[Work instructions]:
Copy out each line of the material below that holds the string "مردونه".

'''

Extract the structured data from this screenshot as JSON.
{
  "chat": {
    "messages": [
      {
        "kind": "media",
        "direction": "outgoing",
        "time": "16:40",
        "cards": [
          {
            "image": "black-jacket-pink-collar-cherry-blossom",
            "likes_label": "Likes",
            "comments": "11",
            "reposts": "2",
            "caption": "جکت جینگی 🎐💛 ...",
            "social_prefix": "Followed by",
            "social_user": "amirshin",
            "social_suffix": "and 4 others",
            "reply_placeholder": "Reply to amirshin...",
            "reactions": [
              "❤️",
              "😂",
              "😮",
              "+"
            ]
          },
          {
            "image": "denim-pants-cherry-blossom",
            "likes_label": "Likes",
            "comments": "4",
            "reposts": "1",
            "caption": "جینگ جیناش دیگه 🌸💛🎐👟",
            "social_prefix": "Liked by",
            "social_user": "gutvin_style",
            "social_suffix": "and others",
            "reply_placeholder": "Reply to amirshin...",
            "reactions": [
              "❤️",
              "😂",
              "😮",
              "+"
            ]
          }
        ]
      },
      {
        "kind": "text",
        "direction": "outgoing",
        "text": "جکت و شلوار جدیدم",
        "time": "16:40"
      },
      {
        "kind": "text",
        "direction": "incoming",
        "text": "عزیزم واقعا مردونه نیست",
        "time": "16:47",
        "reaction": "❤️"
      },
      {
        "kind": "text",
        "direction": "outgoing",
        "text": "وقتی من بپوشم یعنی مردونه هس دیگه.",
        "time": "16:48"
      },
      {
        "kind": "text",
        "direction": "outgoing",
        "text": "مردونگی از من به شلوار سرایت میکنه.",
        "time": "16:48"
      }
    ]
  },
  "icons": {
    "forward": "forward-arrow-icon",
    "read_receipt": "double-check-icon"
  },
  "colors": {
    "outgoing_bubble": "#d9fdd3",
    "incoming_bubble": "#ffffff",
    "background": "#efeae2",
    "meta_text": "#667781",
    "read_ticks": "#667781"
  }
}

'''

[Response area]:
        "text": "عزیزم واقعا مردونه نیست",
        "text": "وقتی من بپوشم یعنی مردونه هس دیگه.",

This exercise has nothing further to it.